(Assigned task)
Set down, in full, every record in the block.

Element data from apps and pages
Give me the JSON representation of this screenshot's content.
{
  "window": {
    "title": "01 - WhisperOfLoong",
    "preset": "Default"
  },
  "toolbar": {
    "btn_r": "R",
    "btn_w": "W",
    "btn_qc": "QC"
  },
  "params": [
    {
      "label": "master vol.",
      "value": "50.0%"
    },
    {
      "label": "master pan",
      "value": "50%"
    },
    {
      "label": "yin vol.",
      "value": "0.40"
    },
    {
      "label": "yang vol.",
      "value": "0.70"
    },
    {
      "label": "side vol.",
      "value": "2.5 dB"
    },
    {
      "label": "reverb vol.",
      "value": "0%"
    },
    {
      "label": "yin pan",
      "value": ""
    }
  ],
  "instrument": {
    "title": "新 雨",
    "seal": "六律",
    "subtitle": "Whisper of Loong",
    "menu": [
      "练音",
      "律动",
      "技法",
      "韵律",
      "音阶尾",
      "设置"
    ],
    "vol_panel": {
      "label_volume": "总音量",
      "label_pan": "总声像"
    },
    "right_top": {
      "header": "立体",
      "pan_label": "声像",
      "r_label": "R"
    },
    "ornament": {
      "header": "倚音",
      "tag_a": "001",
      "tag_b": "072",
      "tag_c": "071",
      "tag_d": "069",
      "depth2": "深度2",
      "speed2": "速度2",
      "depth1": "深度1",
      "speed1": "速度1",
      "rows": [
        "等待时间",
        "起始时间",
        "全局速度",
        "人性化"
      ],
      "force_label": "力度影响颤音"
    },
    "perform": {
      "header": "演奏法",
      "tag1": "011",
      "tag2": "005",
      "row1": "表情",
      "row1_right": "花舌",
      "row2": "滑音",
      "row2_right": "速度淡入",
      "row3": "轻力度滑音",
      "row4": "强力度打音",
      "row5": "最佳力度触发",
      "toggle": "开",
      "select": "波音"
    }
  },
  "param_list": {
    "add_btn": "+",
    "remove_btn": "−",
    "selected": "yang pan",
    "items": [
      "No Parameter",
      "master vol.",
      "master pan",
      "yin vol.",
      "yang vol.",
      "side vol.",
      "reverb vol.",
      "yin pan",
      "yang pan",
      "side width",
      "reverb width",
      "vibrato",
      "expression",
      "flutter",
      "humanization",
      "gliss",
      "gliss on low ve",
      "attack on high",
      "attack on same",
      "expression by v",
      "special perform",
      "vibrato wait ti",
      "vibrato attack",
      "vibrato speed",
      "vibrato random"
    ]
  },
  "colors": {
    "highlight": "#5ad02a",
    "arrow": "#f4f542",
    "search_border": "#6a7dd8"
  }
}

(Answer to this exercise)
Give me the JSON representation of this screenshot's content.
{
  "window": {
    "title": "01 - WhisperOfLoong",
    "preset": "Default"
  },
  "toolbar": {
    "btn_r": "R",
    "btn_w": "W",
    "btn_qc": "QC"
  },
  "params": [
    {
      "label": "master vol.",
      "value": "50.0%"
    },
    {
      "label": "master pan",
      "value": "50%"
    },
    {
      "label": "yin vol.",
      "value": "0.40"
    },
    {
      "label": "yang vol.",
      "value": "0.70"
    },
    {
      "label": "side vol.",
      "value": "2.5 dB"
    },
    {
      "label": "reverb vol.",
      "value": "0%"
    },
    {
      "label": "yin pan",
      "value": ""
    }
  ],
  "instrument": {
    "title": "新 雨",
    "seal": "六律",
    "subtitle": "Whisper of Loong",
    "menu": [
      "练音",
      "律动",
      "技法",
      "韵律",
      "音阶尾",
      "设置"
    ],
    "vol_panel": {
      "label_volume": "总音量",
      "label_pan": "总声像"
    },
    "right_top": {
      "header": "立体",
      "pan_label": "声像",
      "r_label": "R"
    },
    "ornament": {
      "header": "倚音",
      "tag_a": "001",
      "tag_b": "072",
      "tag_c": "071",
      "tag_d": "069",
      "depth2": "深度2",
      "speed2": "速度2",
      "depth1": "深度1",
      "speed1": "速度1",
      "rows": [
        "等待时间",
        "起始时间",
        "全局速度",
        "人性化"
      ],
      "force_label": "力度影响颤音"
    },
    "perform": {
      "header": "演奏法",
      "tag1": "011",
      "tag2": "005",
      "row1": "表情",
      "row1_right": "花舌",
      "row2": "滑音",
      "row2_right": "速度淡入",
      "row3": "轻力度滑音",
      "row4": "强力度打音",
      "row5": "最佳力度触发",
      "toggle": "开",
      "select": "波音"
    }
  },
  "param_list": {
    "add_btn": "+",
    "remove_btn": "−",
    "selected": "yang pan",
    "items": [
      "No Parameter",
      "master vol.",
      "master pan",
      "yin vol.",
      "yang vol.",
      "side vol.",
      "reverb vol.",
      "yin pan",
      "yang pan",
      "side width",
      "reverb width",
      "vibrato",
      "expression",
      "flutter",
      "humanization",
      "gliss",
      "gliss on low ve",
      "attack on high",
      "attack on same",
      "expression by v",
      "special perform",
      "vibrato wait ti",
      "vibrato attack",
      "vibrato speed",
      "vibrato random"
    ]
  },
  "colors": {
    "highlight": "#5ad02a",
    "arrow": "#f4f542",
    "search_border": "#6a7dd8"
  }
}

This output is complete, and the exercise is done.